One January, after writing about Moravian research in North Carolina, I went back to the online bookstores, in case there was a book that might be of help.
Instead of a book, I found a copy of a term paper written back in the 1930s that mentioned my own family. The term paper, in turn, had a bibliographic reference to The Moravians in North Carolina, originally published in 1857, reprinted in 2002 and 2010. These two reference works helped me learn more about the early Moravian settlements, as well as the cemetery where two of my family were buried.
Since I don’t live anywhere near the places many of my ancestral lines sprouted, being able to track down these locale-specific books online has been a blessing.
Old books—particularly those that detail the history of a town, village, or county—are priceless additions to your genealogy library. Even if your family isn’t mentioned, the old histories provide an amazing amount of insight into your family’s life and times.
Where to Find Genealogically Significant Used Books?

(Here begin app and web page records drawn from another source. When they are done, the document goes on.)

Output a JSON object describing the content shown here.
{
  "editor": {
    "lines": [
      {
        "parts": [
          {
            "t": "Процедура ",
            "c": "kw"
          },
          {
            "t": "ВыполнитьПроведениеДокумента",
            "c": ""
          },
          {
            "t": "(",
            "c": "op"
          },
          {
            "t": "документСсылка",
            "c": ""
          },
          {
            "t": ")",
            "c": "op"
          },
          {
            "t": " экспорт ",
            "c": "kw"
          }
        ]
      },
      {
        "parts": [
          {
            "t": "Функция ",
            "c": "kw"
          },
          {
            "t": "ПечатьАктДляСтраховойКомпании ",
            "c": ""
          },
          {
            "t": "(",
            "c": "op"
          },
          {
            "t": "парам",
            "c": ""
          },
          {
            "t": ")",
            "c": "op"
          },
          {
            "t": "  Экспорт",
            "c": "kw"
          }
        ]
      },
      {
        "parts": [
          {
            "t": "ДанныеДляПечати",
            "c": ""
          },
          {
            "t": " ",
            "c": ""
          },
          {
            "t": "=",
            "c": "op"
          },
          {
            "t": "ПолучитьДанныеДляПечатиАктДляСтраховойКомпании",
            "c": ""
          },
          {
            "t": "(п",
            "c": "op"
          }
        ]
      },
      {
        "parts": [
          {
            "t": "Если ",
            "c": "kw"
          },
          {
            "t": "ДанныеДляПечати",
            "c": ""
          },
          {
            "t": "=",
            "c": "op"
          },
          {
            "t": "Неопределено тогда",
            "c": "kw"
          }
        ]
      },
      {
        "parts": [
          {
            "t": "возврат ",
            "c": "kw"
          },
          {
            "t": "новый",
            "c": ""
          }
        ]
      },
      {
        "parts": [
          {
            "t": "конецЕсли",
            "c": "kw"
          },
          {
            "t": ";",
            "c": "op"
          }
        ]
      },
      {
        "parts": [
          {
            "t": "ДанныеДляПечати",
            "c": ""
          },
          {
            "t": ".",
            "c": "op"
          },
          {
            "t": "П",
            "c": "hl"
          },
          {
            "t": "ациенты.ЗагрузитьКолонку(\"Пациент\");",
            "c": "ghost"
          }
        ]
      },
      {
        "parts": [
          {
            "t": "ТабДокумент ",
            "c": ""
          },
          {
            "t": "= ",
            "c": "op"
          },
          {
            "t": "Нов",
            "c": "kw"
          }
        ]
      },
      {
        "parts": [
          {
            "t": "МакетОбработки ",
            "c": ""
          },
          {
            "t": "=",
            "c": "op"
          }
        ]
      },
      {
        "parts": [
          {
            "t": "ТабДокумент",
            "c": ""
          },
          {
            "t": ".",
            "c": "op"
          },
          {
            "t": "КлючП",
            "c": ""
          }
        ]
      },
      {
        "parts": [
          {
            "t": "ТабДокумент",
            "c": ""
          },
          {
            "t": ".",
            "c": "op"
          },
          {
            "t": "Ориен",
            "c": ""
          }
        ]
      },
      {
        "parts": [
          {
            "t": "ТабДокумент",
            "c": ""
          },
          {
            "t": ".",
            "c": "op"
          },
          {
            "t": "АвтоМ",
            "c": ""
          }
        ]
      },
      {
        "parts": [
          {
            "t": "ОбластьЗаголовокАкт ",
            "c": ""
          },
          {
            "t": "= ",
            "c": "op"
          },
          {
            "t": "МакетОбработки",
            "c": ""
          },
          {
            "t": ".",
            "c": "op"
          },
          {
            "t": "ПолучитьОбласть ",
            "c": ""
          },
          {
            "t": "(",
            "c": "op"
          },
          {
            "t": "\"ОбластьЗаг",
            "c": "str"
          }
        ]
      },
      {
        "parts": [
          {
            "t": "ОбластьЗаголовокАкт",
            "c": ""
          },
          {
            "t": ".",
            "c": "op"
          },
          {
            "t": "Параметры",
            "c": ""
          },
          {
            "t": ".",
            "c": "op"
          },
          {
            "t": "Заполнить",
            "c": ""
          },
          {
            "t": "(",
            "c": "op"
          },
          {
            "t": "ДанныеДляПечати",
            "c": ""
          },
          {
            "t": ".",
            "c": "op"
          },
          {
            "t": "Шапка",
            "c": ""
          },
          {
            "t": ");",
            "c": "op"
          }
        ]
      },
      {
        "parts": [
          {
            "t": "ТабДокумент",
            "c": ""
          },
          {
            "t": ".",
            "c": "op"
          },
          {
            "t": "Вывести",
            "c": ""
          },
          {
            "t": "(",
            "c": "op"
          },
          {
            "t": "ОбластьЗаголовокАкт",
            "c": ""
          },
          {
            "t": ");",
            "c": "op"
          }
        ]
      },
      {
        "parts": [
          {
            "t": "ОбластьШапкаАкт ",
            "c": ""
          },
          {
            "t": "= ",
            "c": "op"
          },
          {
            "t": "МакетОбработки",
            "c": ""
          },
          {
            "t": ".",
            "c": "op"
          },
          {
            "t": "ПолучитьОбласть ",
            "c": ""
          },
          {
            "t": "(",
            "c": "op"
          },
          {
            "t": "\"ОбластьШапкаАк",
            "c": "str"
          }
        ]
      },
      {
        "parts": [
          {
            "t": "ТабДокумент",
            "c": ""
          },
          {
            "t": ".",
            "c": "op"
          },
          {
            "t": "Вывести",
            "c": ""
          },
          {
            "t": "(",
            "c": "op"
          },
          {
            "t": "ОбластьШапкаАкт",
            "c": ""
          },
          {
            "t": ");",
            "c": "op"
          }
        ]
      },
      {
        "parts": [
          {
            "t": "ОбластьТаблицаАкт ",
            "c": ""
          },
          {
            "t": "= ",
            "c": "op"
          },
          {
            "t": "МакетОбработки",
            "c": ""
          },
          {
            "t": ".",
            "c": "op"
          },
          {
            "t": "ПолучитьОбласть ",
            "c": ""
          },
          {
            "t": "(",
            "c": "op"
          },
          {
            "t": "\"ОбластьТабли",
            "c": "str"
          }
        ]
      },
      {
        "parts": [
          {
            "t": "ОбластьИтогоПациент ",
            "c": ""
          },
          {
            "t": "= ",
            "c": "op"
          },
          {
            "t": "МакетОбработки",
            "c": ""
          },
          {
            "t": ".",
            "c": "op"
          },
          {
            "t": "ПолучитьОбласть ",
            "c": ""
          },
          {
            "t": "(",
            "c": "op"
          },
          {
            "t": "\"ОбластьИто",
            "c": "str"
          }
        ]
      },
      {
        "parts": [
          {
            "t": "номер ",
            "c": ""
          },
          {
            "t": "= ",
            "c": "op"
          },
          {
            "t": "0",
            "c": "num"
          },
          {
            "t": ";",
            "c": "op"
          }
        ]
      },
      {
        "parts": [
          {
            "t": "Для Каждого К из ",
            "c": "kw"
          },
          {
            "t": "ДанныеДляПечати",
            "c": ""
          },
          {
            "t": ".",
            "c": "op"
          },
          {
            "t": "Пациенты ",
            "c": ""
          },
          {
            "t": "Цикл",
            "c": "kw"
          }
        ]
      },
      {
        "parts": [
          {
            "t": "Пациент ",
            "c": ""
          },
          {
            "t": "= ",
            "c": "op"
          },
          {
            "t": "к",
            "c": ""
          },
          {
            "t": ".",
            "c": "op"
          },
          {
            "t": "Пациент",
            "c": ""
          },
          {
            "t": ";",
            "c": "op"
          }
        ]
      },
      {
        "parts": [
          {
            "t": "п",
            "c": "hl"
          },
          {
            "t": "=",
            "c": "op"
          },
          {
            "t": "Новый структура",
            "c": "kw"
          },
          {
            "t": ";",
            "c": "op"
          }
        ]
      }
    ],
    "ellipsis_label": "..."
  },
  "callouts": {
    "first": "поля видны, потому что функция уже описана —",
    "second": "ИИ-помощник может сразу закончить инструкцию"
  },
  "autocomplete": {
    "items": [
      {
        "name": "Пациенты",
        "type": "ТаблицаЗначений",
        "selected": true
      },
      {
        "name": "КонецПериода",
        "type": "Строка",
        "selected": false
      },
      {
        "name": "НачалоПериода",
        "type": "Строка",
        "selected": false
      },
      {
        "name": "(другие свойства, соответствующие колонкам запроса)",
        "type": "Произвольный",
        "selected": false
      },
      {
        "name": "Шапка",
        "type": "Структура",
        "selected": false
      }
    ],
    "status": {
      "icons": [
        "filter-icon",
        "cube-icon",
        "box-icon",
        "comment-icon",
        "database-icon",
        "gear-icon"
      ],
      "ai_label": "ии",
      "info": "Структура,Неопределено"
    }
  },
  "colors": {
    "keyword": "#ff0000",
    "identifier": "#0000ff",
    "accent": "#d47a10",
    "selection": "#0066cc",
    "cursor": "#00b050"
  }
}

So, where do I find these treasures? My first stop on a Saturday afternoon’s browsing is always Abebooks , an umbrella organization representing thousands of independent booksellers from around the world. Use the onsite search engine to track down a book by author, title, or keyword. By the way—if you’re not sure a book even exists, try an advanced search for terms like “Hendrickson genealogy,” “Wilken family tree,” or “Shelby Indiana history.”
If you’re a U.S. researcher, don’t discount international bookstores—I’ve found two of my more precious historic books on the frontier West at U.K. booksellers.